When you reproduce the listing, keep every word as it is and drop the pictures.

GIVEN INFORMATION:
---*---

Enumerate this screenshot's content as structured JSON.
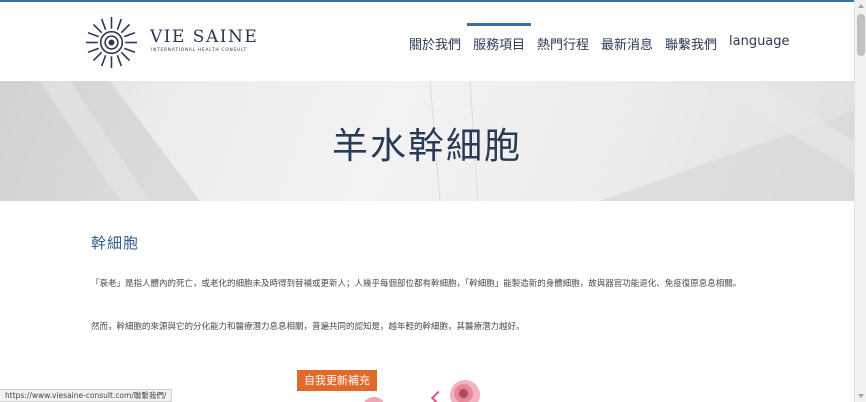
{
  "brand": {
    "name": "VIE SAINE",
    "tagline": "INTERNATIONAL HEALTH CONSULT",
    "icon": "sunburst-logo-icon",
    "color": "#2a3550"
  },
  "nav": {
    "items": [
      {
        "label": "關於我們",
        "active": false
      },
      {
        "label": "服務項目",
        "active": true
      },
      {
        "label": "熱門行程",
        "active": false
      },
      {
        "label": "最新消息",
        "active": false
      },
      {
        "label": "聯繫我們",
        "active": false
      },
      {
        "label": "language",
        "active": false
      }
    ],
    "accent_color": "#3a6ea5"
  },
  "hero": {
    "title": "羊水幹細胞"
  },
  "content": {
    "section_title": "幹細胞",
    "paragraphs": [
      "「衰老」是指人體內的死亡，或老化的細胞未及時得到替補或更新人；人幾乎每個部位都有幹細胞，「幹細胞」能製造新的身體細胞，故與器官功能退化、免疫復原息息相關。",
      "然而，幹細胞的來源與它的分化能力和醫療潛力息息相關，普遍共同的認知是，越年輕的幹細胞，其醫療潛力越好。"
    ]
  },
  "figure": {
    "tag_label": "自我更新補充",
    "tag_color": "#e06a2c"
  },
  "status_bar": {
    "url": "https://www.viesaine-consult.com/聯繫我們/"
  }
}
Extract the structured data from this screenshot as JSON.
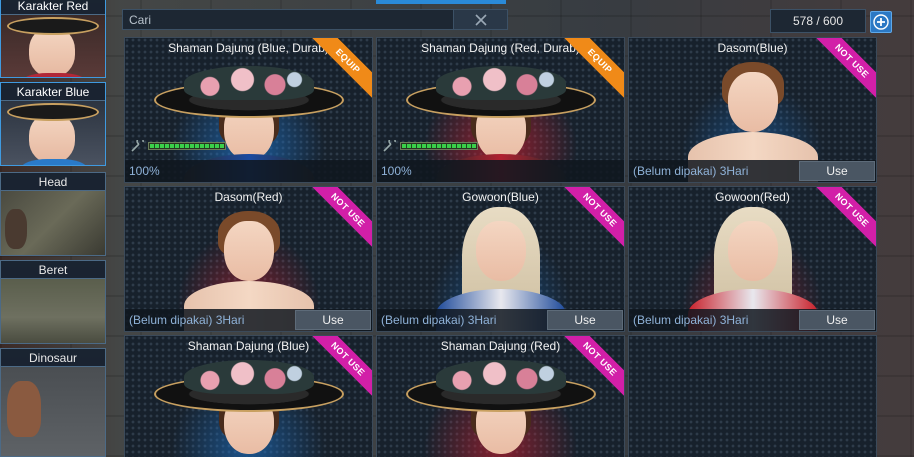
{
  "sidebar": {
    "categories": [
      {
        "label": "Karakter Red",
        "active": true
      },
      {
        "label": "Karakter Blue",
        "active": true
      },
      {
        "label": "Head",
        "active": false
      },
      {
        "label": "Beret",
        "active": false
      },
      {
        "label": "Dinosaur",
        "active": false
      }
    ]
  },
  "search": {
    "placeholder": "Cari",
    "clear_icon": "close-icon"
  },
  "inventory": {
    "count": "578 / 600",
    "add_icon": "plus-circle-icon"
  },
  "items": [
    {
      "name": "Shaman Dajung (Blue, Durab)",
      "ribbon": "EQUIP",
      "durability": "100%",
      "durability_fraction": 1.0,
      "theme": "blue",
      "kind": "shaman"
    },
    {
      "name": "Shaman Dajung (Red, Durab)",
      "ribbon": "EQUIP",
      "durability": "100%",
      "durability_fraction": 1.0,
      "theme": "red",
      "kind": "shaman"
    },
    {
      "name": "Dasom(Blue)",
      "ribbon": "NOT USE",
      "status": "(Belum dipakai) 3Hari",
      "button": "Use",
      "theme": "blue",
      "kind": "short"
    },
    {
      "name": "Dasom(Red)",
      "ribbon": "NOT USE",
      "status": "(Belum dipakai) 3Hari",
      "button": "Use",
      "theme": "red",
      "kind": "short"
    },
    {
      "name": "Gowoon(Blue)",
      "ribbon": "NOT USE",
      "status": "(Belum dipakai) 3Hari",
      "button": "Use",
      "theme": "blue",
      "kind": "long"
    },
    {
      "name": "Gowoon(Red)",
      "ribbon": "NOT USE",
      "status": "(Belum dipakai) 3Hari",
      "button": "Use",
      "theme": "red",
      "kind": "long"
    },
    {
      "name": "Shaman Dajung (Blue)",
      "ribbon": "NOT USE",
      "theme": "blue",
      "kind": "shaman"
    },
    {
      "name": "Shaman Dajung (Red)",
      "ribbon": "NOT USE",
      "theme": "red",
      "kind": "shaman"
    },
    {
      "name": "",
      "empty": true
    }
  ],
  "colors": {
    "equip_ribbon": "#f08a18",
    "notuse_ribbon": "#d21fa8",
    "status_text": "#8fb2d8",
    "blue_glow": "#1e6fc0",
    "red_glow": "#c02030"
  }
}
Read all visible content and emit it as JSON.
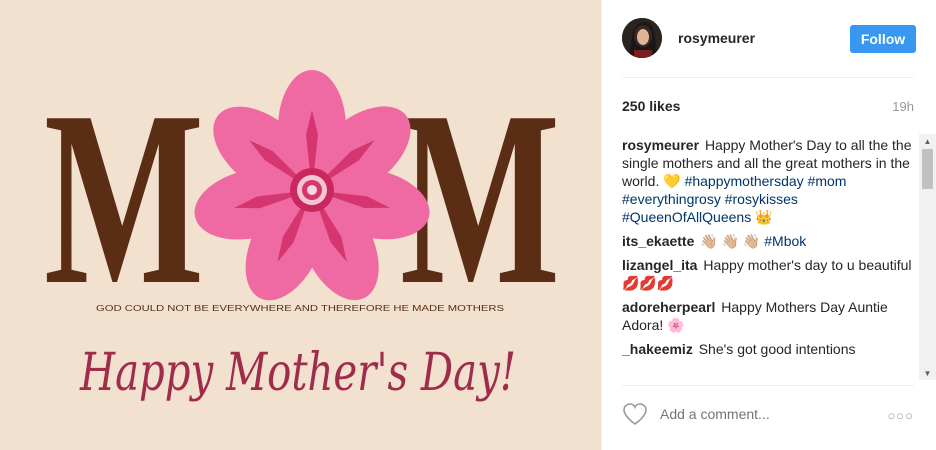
{
  "post_image": {
    "headline_left": "M",
    "headline_right": "M",
    "tagline": "GOD COULD NOT BE EVERYWHERE AND THEREFORE HE MADE MOTHERS",
    "script_text": "Happy Mother's Day!",
    "colors": {
      "background": "#f3e1d0",
      "letters": "#5a2d14",
      "petal": "#ef6aa2",
      "petal_dark": "#d5366f",
      "script": "#a02c4c"
    }
  },
  "header": {
    "username": "rosymeurer",
    "follow_label": "Follow",
    "avatar_icon": "profile-avatar"
  },
  "meta": {
    "likes": "250 likes",
    "time": "19h"
  },
  "caption": {
    "user": "rosymeurer",
    "text": "Happy Mother's Day to all the the single mothers and all the great mothers in the world.",
    "emoji_heart": "💛",
    "tags": [
      "#happymothersday",
      "#mom",
      "#everythingrosy",
      "#rosykisses",
      "#QueenOfAllQueens"
    ],
    "emoji_crown": "👑"
  },
  "comments": [
    {
      "user": "its_ekaette",
      "text": "👋🏼 👋🏼 👋🏼",
      "tag": "#Mbok"
    },
    {
      "user": "lizangel_ita",
      "text": "Happy mother's day to u beautiful💋💋💋"
    },
    {
      "user": "adoreherpearl",
      "text": "Happy Mothers Day Auntie Adora! 🌸"
    },
    {
      "user": "_hakeemiz",
      "text": "She's got good intentions"
    }
  ],
  "footer": {
    "comment_placeholder": "Add a comment...",
    "more_icon": "ellipsis-icon",
    "like_icon": "heart-icon"
  },
  "scrollbar": {
    "up_icon": "▲",
    "down_icon": "▼"
  }
}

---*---

EXERCISE OUTPUT:
Enumerate this screenshot's content as structured JSON.
{
  "brand": {
    "name": "VIE SAINE",
    "tagline": "INTERNATIONAL HEALTH CONSULT",
    "icon": "sunburst-logo-icon",
    "color": "#2a3550"
  },
  "nav": {
    "items": [
      {
        "label": "關於我們",
        "active": false
      },
      {
        "label": "服務項目",
        "active": true
      },
      {
        "label": "熱門行程",
        "active": false
      },
      {
        "label": "最新消息",
        "active": false
      },
      {
        "label": "聯繫我們",
        "active": false
      },
      {
        "label": "language",
        "active": false
      }
    ],
    "accent_color": "#3a6ea5"
  },
  "hero": {
    "title": "羊水幹細胞"
  },
  "content": {
    "section_title": "幹細胞",
    "paragraphs": [
      "「衰老」是指人體內的死亡，或老化的細胞未及時得到替補或更新人；人幾乎每個部位都有幹細胞，「幹細胞」能製造新的身體細胞，故與器官功能退化、免疫復原息息相關。",
      "然而，幹細胞的來源與它的分化能力和醫療潛力息息相關，普遍共同的認知是，越年輕的幹細胞，其醫療潛力越好。"
    ]
  },
  "figure": {
    "tag_label": "自我更新補充",
    "tag_color": "#e06a2c"
  },
  "status_bar": {
    "url": "https://www.viesaine-consult.com/聯繫我們/"
  }
}
Extract the structured data from this screenshot as JSON.
{
  "sidebar": {
    "categories": [
      {
        "label": "Karakter Red",
        "active": true
      },
      {
        "label": "Karakter Blue",
        "active": true
      },
      {
        "label": "Head",
        "active": false
      },
      {
        "label": "Beret",
        "active": false
      },
      {
        "label": "Dinosaur",
        "active": false
      }
    ]
  },
  "search": {
    "placeholder": "Cari",
    "clear_icon": "close-icon"
  },
  "inventory": {
    "count": "578 / 600",
    "add_icon": "plus-circle-icon"
  },
  "items": [
    {
      "name": "Shaman Dajung (Blue, Durab)",
      "ribbon": "EQUIP",
      "durability": "100%",
      "durability_fraction": 1.0,
      "theme": "blue",
      "kind": "shaman"
    },
    {
      "name": "Shaman Dajung (Red, Durab)",
      "ribbon": "EQUIP",
      "durability": "100%",
      "durability_fraction": 1.0,
      "theme": "red",
      "kind": "shaman"
    },
    {
      "name": "Dasom(Blue)",
      "ribbon": "NOT USE",
      "status": "(Belum dipakai) 3Hari",
      "button": "Use",
      "theme": "blue",
      "kind": "short"
    },
    {
      "name": "Dasom(Red)",
      "ribbon": "NOT USE",
      "status": "(Belum dipakai) 3Hari",
      "button": "Use",
      "theme": "red",
      "kind": "short"
    },
    {
      "name": "Gowoon(Blue)",
      "ribbon": "NOT USE",
      "status": "(Belum dipakai) 3Hari",
      "button": "Use",
      "theme": "blue",
      "kind": "long"
    },
    {
      "name": "Gowoon(Red)",
      "ribbon": "NOT USE",
      "status": "(Belum dipakai) 3Hari",
      "button": "Use",
      "theme": "red",
      "kind": "long"
    },
    {
      "name": "Shaman Dajung (Blue)",
      "ribbon": "NOT USE",
      "theme": "blue",
      "kind": "shaman"
    },
    {
      "name": "Shaman Dajung (Red)",
      "ribbon": "NOT USE",
      "theme": "red",
      "kind": "shaman"
    },
    {
      "name": "",
      "empty": true
    }
  ],
  "colors": {
    "equip_ribbon": "#f08a18",
    "notuse_ribbon": "#d21fa8",
    "status_text": "#8fb2d8",
    "blue_glow": "#1e6fc0",
    "red_glow": "#c02030"
  }
}
Read all visible content and emit it as JSON.
{
  "post_image": {
    "headline_left": "M",
    "headline_right": "M",
    "tagline": "GOD COULD NOT BE EVERYWHERE AND THEREFORE HE MADE MOTHERS",
    "script_text": "Happy Mother's Day!",
    "colors": {
      "background": "#f3e1d0",
      "letters": "#5a2d14",
      "petal": "#ef6aa2",
      "petal_dark": "#d5366f",
      "script": "#a02c4c"
    }
  },
  "header": {
    "username": "rosymeurer",
    "follow_label": "Follow",
    "avatar_icon": "profile-avatar"
  },
  "meta": {
    "likes": "250 likes",
    "time": "19h"
  },
  "caption": {
    "user": "rosymeurer",
    "text": "Happy Mother's Day to all the the single mothers and all the great mothers in the world.",
    "emoji_heart": "💛",
    "tags": [
      "#happymothersday",
      "#mom",
      "#everythingrosy",
      "#rosykisses",
      "#QueenOfAllQueens"
    ],
    "emoji_crown": "👑"
  },
  "comments": [
    {
      "user": "its_ekaette",
      "text": "👋🏼 👋🏼 👋🏼",
      "tag": "#Mbok"
    },
    {
      "user": "lizangel_ita",
      "text": "Happy mother's day to u beautiful💋💋💋"
    },
    {
      "user": "adoreherpearl",
      "text": "Happy Mothers Day Auntie Adora! 🌸"
    },
    {
      "user": "_hakeemiz",
      "text": "She's got good intentions"
    }
  ],
  "footer": {
    "comment_placeholder": "Add a comment...",
    "more_icon": "ellipsis-icon",
    "like_icon": "heart-icon"
  },
  "scrollbar": {
    "up_icon": "▲",
    "down_icon": "▼"
  }
}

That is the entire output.